Skip to main content

Pentagram reveals visual identity for Pink Floyd Records

As if creating groundbreaking albums wasn't enough for Pink Floyd, they've also influenced the world of graphic design. Taking its cue from the typography featured on the rock band's 1977 album Animals, Pentagram (opens in new tab)'s creative team, led by partner Harry Pearce, has designed a full stencil-based alphabet and logotype.

The new typeface is part of a wider identity overhaul for Pink Floyd Records, with the distinctive set to be used as a headline font for new releases and merchandise.

Rather appropriately, the Animals album is right in the middle of Pink Floyd's canon, so it was always perfectly placed to represent their career as a whole. And thanks to its stencil and spray paint roots, the typeface avoids coming across as too sleek and corporate, which can sometimes be the case with more traditional professional fonts (opens in new tab).

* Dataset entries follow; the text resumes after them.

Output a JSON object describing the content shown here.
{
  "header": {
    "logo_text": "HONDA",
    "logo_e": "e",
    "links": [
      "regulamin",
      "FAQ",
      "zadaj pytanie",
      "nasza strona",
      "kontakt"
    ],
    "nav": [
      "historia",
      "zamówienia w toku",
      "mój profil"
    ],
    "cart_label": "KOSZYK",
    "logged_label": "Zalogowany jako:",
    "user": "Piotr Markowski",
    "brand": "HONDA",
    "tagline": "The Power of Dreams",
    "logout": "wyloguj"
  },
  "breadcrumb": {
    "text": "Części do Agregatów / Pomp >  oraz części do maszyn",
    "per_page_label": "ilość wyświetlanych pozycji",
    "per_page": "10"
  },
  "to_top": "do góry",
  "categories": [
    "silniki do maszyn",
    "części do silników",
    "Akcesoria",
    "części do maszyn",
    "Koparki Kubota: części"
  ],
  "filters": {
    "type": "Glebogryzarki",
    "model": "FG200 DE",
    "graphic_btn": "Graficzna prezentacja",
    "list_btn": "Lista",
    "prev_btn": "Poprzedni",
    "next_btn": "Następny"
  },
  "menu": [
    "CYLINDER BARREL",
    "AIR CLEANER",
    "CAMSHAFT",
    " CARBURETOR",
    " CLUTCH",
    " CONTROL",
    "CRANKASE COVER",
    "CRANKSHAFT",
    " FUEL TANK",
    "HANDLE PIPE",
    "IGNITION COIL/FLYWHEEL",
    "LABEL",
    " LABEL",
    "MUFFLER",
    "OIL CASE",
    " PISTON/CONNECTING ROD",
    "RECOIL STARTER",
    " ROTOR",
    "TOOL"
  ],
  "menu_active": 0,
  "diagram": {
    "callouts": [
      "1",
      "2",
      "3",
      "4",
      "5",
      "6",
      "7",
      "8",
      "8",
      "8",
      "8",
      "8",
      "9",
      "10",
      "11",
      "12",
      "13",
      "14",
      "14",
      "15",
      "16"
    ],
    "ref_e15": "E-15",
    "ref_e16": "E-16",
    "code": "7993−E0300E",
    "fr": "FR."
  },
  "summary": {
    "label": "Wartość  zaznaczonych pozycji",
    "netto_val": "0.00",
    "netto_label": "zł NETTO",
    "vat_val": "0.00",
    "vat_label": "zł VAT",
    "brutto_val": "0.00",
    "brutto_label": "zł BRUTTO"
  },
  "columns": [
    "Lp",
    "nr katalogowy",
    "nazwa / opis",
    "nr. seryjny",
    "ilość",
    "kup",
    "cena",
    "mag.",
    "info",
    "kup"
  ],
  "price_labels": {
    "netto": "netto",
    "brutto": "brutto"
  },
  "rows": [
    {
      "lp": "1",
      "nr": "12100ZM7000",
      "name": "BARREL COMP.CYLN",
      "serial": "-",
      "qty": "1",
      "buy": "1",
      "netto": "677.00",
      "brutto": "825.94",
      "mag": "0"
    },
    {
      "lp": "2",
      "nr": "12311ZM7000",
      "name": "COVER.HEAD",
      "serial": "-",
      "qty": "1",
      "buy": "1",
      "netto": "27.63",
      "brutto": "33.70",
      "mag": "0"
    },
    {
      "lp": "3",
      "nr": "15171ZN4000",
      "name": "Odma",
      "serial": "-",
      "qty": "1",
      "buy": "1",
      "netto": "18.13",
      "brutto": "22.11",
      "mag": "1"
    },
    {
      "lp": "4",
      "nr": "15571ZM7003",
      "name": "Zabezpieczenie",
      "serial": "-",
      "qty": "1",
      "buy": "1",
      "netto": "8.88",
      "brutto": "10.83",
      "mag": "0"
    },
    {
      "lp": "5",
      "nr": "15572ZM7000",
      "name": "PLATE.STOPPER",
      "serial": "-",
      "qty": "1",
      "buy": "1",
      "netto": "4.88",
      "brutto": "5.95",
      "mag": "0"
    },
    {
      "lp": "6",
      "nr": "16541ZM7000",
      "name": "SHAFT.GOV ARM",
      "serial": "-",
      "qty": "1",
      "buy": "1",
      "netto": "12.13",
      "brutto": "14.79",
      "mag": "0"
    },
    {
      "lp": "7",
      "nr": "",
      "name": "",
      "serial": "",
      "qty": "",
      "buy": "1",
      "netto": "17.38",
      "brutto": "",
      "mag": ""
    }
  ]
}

The stencil lettering as it originally appeared four decades ago

The stencil lettering as it originally appeared four decades ago

Loaded with idiosyncrasies and inconsistencies, the letterform was a complex one to scale up. Having originally been designed to work on 12" LPs, Pearce and his team had to adjust the stencil cuts through the lettering to make sure the whole design balanced out.

On top of this, the team had to build the system around a limited set of previously available letters. The hard work was worth it though, and now the band has an evocative font that calls to mind the stencilling on all its equipment and tour boxes.

The typeface will be used for edition numbering on record label releases

The typeface will be used for edition numbering on record label releases

Related articles:

Thank you for reading 5 articles this month* Join now for unlimited access

Enjoy your first month for just £1 / $1 / €1

*Read 5 free articles per month without a subscription

Join now for unlimited access

Try first month for just £1 / $1 / €1

Dom Carter is a freelance writer who specialises in art and design. Formerly a staff writer for Creative Bloq, his work has also appeared on Creative Boom and in the pages of ImagineFX, Computer Arts, 3D World, and .net. He has been a D&AD New Blood judge, and has a particular interest in picture books.